- **What is being asked**: What is needed is every line of the data that includes the word "desc". Please copy each one.

- **Data provided**:
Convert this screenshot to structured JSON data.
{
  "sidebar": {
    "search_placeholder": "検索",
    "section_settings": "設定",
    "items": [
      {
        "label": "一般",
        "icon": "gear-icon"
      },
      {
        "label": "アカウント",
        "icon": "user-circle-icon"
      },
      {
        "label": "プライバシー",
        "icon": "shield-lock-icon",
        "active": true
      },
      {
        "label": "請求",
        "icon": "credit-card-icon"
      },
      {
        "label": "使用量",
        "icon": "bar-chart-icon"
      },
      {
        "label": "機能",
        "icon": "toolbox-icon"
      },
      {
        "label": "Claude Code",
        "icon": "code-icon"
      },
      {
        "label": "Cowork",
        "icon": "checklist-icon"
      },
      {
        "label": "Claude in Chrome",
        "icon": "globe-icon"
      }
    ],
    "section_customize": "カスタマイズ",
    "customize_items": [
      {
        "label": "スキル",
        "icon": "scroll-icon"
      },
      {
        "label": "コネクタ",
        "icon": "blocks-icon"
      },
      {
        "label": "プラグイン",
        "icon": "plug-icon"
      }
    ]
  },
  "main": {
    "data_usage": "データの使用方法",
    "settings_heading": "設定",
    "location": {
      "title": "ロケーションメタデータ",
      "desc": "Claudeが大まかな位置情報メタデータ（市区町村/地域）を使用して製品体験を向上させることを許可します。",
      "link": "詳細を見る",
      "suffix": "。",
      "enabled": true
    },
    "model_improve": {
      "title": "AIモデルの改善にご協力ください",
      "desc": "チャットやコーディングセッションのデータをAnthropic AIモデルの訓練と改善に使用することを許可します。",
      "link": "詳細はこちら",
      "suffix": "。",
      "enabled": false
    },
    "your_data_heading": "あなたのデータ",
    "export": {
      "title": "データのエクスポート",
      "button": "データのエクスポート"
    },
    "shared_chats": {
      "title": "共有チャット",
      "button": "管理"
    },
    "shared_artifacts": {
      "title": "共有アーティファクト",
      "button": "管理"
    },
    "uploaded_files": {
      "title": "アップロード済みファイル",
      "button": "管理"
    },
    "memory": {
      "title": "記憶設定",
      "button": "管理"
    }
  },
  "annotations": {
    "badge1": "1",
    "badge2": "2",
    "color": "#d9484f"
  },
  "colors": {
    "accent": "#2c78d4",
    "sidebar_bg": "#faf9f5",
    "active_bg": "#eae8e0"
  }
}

- **Reply**:
      "desc": "Claudeが大まかな位置情報メタデータ（市区町村/地域）を使用して製品体験を向上させることを許可します。",
      "desc": "チャットやコーディングセッションのデータをAnthropic AIモデルの訓練と改善に使用することを許可します。",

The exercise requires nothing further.